7. How much hydroponic lettuce do you buy on a weekly basis?
__________ # of cases
__________ # per case
8. What other vegetables do you purchase to sell that are hydroponically
9. Are there any vegetables that you have a demand for that are hydroponically grown,
but you do not have a current supplier?
10. Would you be interested in purchasing hydroponic lettuce from a local producer?
____ yes ____ no
11. How much more would you be willing to pay above the market price of traditional lettuce for
hydroponic lettuce? ___________________________________________
Appendix C (Continued)
12. Is there a minimum quantity of hydroponic lettuce that a producer would have to supply for
your company to purchase an order? _____ yes _____ no How much?
13. Are there any other product requirements such as packaging, refrigeration, labeling, etc.)?
______ yes ______ no
14. Would you be interested in contracting with the local producer? _____ yes
15. Would you allow us to disclose your name in our report or just refer to you as a
wholesaler? (Note: If interested, this would put you in contact with the local
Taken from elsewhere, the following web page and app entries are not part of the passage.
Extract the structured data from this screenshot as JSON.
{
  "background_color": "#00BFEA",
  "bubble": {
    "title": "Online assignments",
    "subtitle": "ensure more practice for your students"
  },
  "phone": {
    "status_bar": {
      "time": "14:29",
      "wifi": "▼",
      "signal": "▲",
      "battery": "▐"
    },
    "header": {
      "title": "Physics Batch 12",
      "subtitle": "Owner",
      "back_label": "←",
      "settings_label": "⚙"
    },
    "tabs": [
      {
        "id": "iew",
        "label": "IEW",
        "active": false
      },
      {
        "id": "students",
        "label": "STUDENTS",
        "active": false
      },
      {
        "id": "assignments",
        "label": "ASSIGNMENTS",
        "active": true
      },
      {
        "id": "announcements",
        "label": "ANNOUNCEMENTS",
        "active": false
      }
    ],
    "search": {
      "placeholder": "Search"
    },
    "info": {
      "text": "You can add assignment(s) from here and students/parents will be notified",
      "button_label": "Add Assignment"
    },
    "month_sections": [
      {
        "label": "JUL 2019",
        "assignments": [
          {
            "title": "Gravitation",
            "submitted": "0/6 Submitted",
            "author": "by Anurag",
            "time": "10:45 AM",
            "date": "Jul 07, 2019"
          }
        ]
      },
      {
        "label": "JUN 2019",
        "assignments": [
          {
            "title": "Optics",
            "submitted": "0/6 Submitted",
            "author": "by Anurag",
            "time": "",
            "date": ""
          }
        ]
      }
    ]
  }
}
_____ Yes, I would like to disclose my name.
_____ No, I would not like to disclose my name.
Restaurant Questionnaire Results
Questionnaire Total 35
Response Rate 0.428571429
Chain Distributor 2
National Chain 1
Local or Regional Chain
Independently owned 3
Estimated Heads Price Supplier Classification
Appendix D (Continued)
Figure 1. The amount of lettuce heads consumed per day
Figure 2. The restaurant suppliers
Lettuce heads per day
less then 10
10 to 20